= Material provided =
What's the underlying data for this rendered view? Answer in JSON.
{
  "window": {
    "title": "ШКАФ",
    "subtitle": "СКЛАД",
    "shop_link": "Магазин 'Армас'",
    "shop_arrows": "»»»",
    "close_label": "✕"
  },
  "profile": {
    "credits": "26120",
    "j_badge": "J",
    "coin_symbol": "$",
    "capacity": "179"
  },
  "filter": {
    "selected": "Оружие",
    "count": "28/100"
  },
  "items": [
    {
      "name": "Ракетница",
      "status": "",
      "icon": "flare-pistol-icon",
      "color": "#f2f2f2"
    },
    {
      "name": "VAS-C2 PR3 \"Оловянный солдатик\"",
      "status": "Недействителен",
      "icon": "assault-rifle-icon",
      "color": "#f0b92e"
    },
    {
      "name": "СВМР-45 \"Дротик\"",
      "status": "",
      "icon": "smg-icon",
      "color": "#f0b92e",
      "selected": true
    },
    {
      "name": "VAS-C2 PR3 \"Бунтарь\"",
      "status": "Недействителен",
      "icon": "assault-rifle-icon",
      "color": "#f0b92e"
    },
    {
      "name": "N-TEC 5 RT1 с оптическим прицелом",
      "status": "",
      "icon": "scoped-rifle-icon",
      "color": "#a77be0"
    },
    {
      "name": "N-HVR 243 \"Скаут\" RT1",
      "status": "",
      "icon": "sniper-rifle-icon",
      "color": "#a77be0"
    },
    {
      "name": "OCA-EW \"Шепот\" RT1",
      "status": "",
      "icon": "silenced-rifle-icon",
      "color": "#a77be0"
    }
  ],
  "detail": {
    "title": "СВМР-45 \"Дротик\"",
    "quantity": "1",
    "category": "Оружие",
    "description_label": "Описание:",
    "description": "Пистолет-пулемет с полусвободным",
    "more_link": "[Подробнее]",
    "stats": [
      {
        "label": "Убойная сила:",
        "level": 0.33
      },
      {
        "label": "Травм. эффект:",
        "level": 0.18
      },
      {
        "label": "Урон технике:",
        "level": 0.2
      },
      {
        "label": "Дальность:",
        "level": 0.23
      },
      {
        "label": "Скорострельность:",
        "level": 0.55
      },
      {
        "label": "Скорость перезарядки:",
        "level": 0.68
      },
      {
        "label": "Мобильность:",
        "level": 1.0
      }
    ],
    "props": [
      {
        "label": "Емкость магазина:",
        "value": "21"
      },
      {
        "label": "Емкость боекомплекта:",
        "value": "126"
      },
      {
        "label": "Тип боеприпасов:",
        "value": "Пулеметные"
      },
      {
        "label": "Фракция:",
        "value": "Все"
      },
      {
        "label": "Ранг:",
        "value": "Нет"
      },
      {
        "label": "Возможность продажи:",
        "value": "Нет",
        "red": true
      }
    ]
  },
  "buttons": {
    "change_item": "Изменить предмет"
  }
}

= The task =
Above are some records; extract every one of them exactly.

= Solution for this task =
What's the underlying data for this rendered view? Answer in JSON.
{
  "window": {
    "title": "ШКАФ",
    "subtitle": "СКЛАД",
    "shop_link": "Магазин 'Армас'",
    "shop_arrows": "»»»",
    "close_label": "✕"
  },
  "profile": {
    "credits": "26120",
    "j_badge": "J",
    "coin_symbol": "$",
    "capacity": "179"
  },
  "filter": {
    "selected": "Оружие",
    "count": "28/100"
  },
  "items": [
    {
      "name": "Ракетница",
      "status": "",
      "icon": "flare-pistol-icon",
      "color": "#f2f2f2"
    },
    {
      "name": "VAS-C2 PR3 \"Оловянный солдатик\"",
      "status": "Недействителен",
      "icon": "assault-rifle-icon",
      "color": "#f0b92e"
    },
    {
      "name": "СВМР-45 \"Дротик\"",
      "status": "",
      "icon": "smg-icon",
      "color": "#f0b92e",
      "selected": true
    },
    {
      "name": "VAS-C2 PR3 \"Бунтарь\"",
      "status": "Недействителен",
      "icon": "assault-rifle-icon",
      "color": "#f0b92e"
    },
    {
      "name": "N-TEC 5 RT1 с оптическим прицелом",
      "status": "",
      "icon": "scoped-rifle-icon",
      "color": "#a77be0"
    },
    {
      "name": "N-HVR 243 \"Скаут\" RT1",
      "status": "",
      "icon": "sniper-rifle-icon",
      "color": "#a77be0"
    },
    {
      "name": "OCA-EW \"Шепот\" RT1",
      "status": "",
      "icon": "silenced-rifle-icon",
      "color": "#a77be0"
    }
  ],
  "detail": {
    "title": "СВМР-45 \"Дротик\"",
    "quantity": "1",
    "category": "Оружие",
    "description_label": "Описание:",
    "description": "Пистолет-пулемет с полусвободным",
    "more_link": "[Подробнее]",
    "stats": [
      {
        "label": "Убойная сила:",
        "level": 0.33
      },
      {
        "label": "Травм. эффект:",
        "level": 0.18
      },
      {
        "label": "Урон технике:",
        "level": 0.2
      },
      {
        "label": "Дальность:",
        "level": 0.23
      },
      {
        "label": "Скорострельность:",
        "level": 0.55
      },
      {
        "label": "Скорость перезарядки:",
        "level": 0.68
      },
      {
        "label": "Мобильность:",
        "level": 1.0
      }
    ],
    "props": [
      {
        "label": "Емкость магазина:",
        "value": "21"
      },
      {
        "label": "Емкость боекомплекта:",
        "value": "126"
      },
      {
        "label": "Тип боеприпасов:",
        "value": "Пулеметные"
      },
      {
        "label": "Фракция:",
        "value": "Все"
      },
      {
        "label": "Ранг:",
        "value": "Нет"
      },
      {
        "label": "Возможность продажи:",
        "value": "Нет",
        "red": true
      }
    ]
  },
  "buttons": {
    "change_item": "Изменить предмет"
  }
}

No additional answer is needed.